Over two years before, he had been called to the local police station to examine a detainee suffering from drug dependency and a head injury. Based upon the only information available to him, the history given by the detainee, the doctor prescribed medication to combat the effects of withdrawal.
The following day, when the detainee became distressed, sweaty and shaky, the dosage was increased. Later the same day, following an appearance in the magistrates’ court, further medication was given.
Thirteen hours later, the doctor was called to see him again, as he was unrousable. Pulse, blood pressure and respiration were noted to be normal and stable. He was placed in the recovery position with instructions that observations be taken every 15 minutes.
During the night, he woke up and asked for a glass of water. The observation chart showed that observations stopped two hours after this request. Five hours later at approximately 9.30am he was found lifeless in his cell. Attempts to resuscitate him were unsuccessful.

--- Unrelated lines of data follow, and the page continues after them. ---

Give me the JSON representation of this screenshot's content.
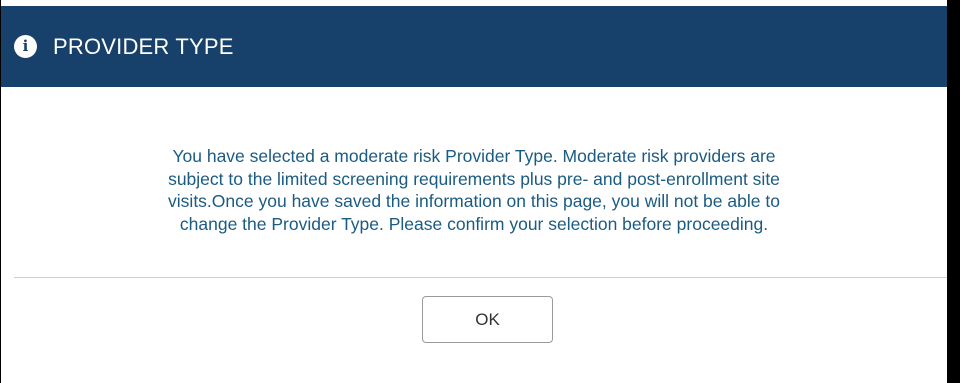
{
  "dialog": {
    "title": "PROVIDER TYPE",
    "icon": "info-icon",
    "icon_glyph": "i",
    "message_lines": [
      "You have selected a moderate risk Provider Type. Moderate risk providers are",
      "subject to the limited screening requirements plus pre- and post-enrollment site",
      "visits.Once you have saved the information on this page, you will not be able to",
      "change the Provider Type. Please confirm your selection before proceeding."
    ],
    "ok_label": "OK"
  },
  "colors": {
    "titlebar_bg": "#17416a",
    "title_text": "#ffffff",
    "message_text": "#1b5b82",
    "divider": "#cfcfcf",
    "button_border": "#9a9a9a"
  }
}
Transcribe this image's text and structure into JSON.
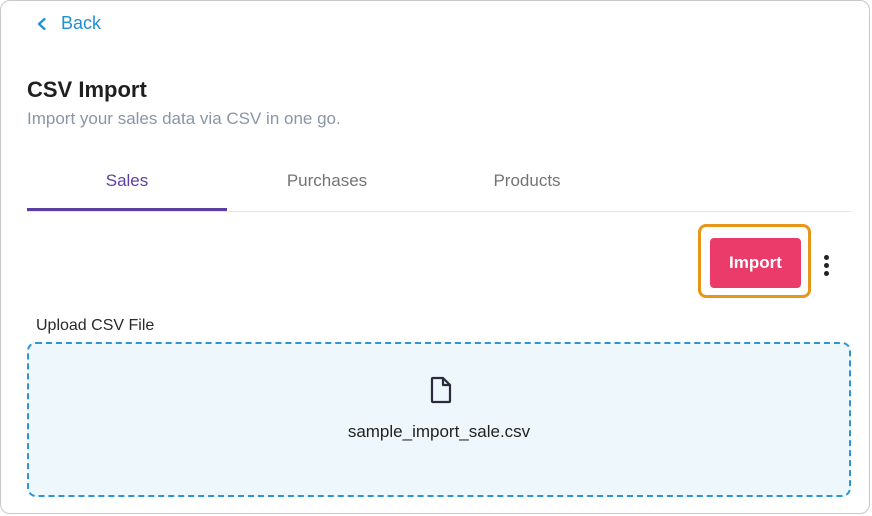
{
  "nav": {
    "back_label": "Back"
  },
  "header": {
    "title": "CSV Import",
    "subtitle": "Import your sales data via CSV in one go."
  },
  "tabs": [
    {
      "label": "Sales",
      "active": true
    },
    {
      "label": "Purchases",
      "active": false
    },
    {
      "label": "Products",
      "active": false
    }
  ],
  "toolbar": {
    "import_label": "Import",
    "more_icon": "more-vertical-icon"
  },
  "upload": {
    "label": "Upload CSV File",
    "file_icon": "file-icon",
    "file_name": "sample_import_sale.csv"
  },
  "colors": {
    "link": "#1f8fd6",
    "tab_active": "#5b3fa3",
    "primary_button": "#ea3b6b",
    "highlight": "#e8961a",
    "dropzone_bg": "#eef8fc",
    "dropzone_border": "#2d95d4"
  }
}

A year later the doctor was charged with manslaughter on the basis of the serum level of the drugs that he had prescribed. At the conclusion of a three-week trial, the jury returned a verdict of Not Guilty.
The total cost of the defence, paid for by MPS, was more than £175,000.